snow
09-16-2003, 04:20 PM
Originally posted by geoffgarcia
I'd avoid the soy milk...I hear its great for women but does bad things to men

I hope that Michelina has a ton of calories in it, otherwise I can't see how your getting to 4k calories...thats a big number...sure you dont mean like 2600? your meals just dont look that big

How much do you have to spend per week on food?

I spend about 30$-40$ a week on food....
2 whole 7lb chickens = 16$ provides most of the protein you'll need for a week
1 bag brown rice = 4$, enough in 1 bag to last you 2-3 weeks
3lbs mixed veggies = 5$ enough to last 1 week
3 cartons egg whites = 6$ lasts 1 week
Thats what I eat for the most part, week in and week out...I can't imagine that your spending less with what you have on your menu

When I get more time, I'll post each meals calorie count, but I calculated it out on fitday, and it came to around 4,400

bradley
09-16-2003, 04:26 PM
Originally posted by geoffgarcia
http://www.google.com/search?hl=en&ie=UTF-8&oe=UTF-8&q=soy+male+negative+effects&btnG=Google+Search

I was referring to some sort of published article/study by a reputable source, not a google search. Everything that you read on google is not necessarily true.

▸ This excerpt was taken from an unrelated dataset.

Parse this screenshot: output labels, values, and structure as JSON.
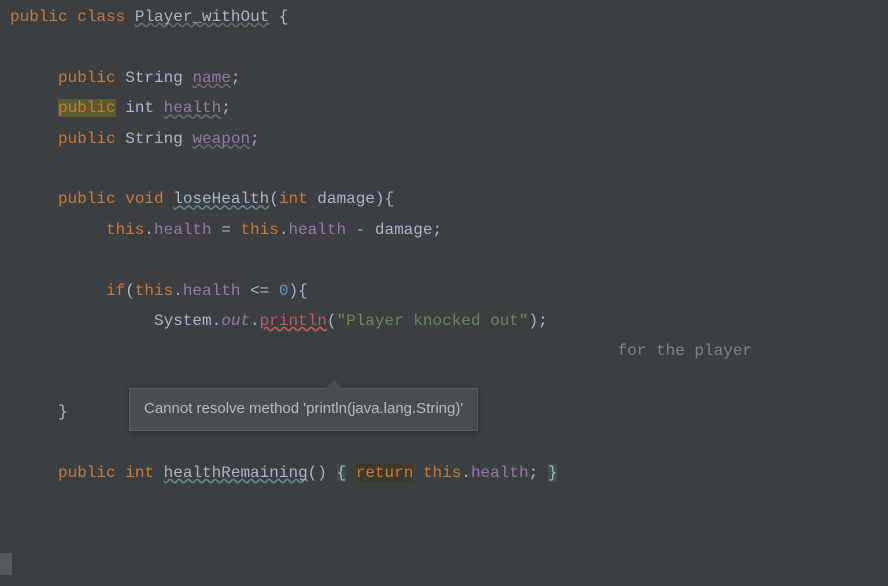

bradley
09-16-2003, 04:40 PM
Effect of protein source on resistive-training-induced changes in body composition and muscle size in older men.

Haub MD, Wells AM, Tarnopolsky MA, Campbell WW.

Department of Human Nutrition, Kansas State University, Manhattan, KS 66506, USA. haub@humec.ksu.edu

BACKGROUND: Aging is associated with reductions in muscle mass and strength, but nutrition and exercise interventions can delay this progression and enhance the quality of life. OBJECTIVE: We examined whether the predominant source of protein consumed by older men influenced measures of muscle size and strength, body composition, resting energy expenditure, and skeletal muscle creatine concentrations in response to 12 wk of resistive training. DESIGN: After consuming a lactoovovegetarian (LOV) diet for 2 wk, 21 men aged 65 +/- 5 y were randomly assigned to either consume a beef-containing (BC) diet (n = 10) or to continue the LOV diet (n = 11) throughout resistive training. The BC diet included 0.6 g protein. kg(-1). d(-1) from beef and the LOV diet included 0.6 g protein. kg(-1). d(-1) from textured vegetable protein (soy) sources. The remaining protein in the diets came from self-selected LOV sources. RESULTS: The mean total protein intake for both groups ranged from 1.03 to 1.17 g. kg(-1). d(-1) during the intervention. Men in both groups had improvements (14-38%) in maximal dynamic strength of all the muscle groups trained with no significant difference between groups. With resistive training, cross-sectional muscle area of the vastus lateralis increased in both groups (4.2 +/- 3.0% and 6.0 +/- 2.6% for the LOV and BC groups, respectively) with no significant difference between groups. Body composition, resting energy expenditure, and concentrations of muscle creatine, phosphocreatine, and total creatine did not differ significantly between groups or change over time. CONCLUSIONS: These data suggest that increases in muscle strength and size were not influenced by the predominant source of protein consumed by older men with adequate total protein intake.

---------------

There are plenty of studies that show soy to be beneficial, and also some that state soy can lower testosterone, but I do not think that would be a concern unless soy was your primary protein source.

Yes, soy does contain phytoestrogens, but I have seen articles stating that the weak phytoestrogens can actually be beneficial. Here is an older thread that touches on the topic.:)

http://www.wannabebigforums.com/showthread.php?s=&threadid=31394&highlight=soy+protein

snow
09-18-2003, 06:25 PM
bradley, or anyone.. any idea of how many calories, or the nutritional value of flaxseed, not the oil.. the seeds?

bradley
09-19-2003, 02:03 AM
Originally posted by snow
bradley, or anyone.. any idea of how many calories, or the nutritional value of flaxseed, not the oil.. the seeds?

3 tablespoons
140 calories
5g protein
11g carbs
10g fat
6g fiber

snow
09-23-2003, 08:53 PM
:eek: 80 bucks for all this food for a month, give or take a few bucks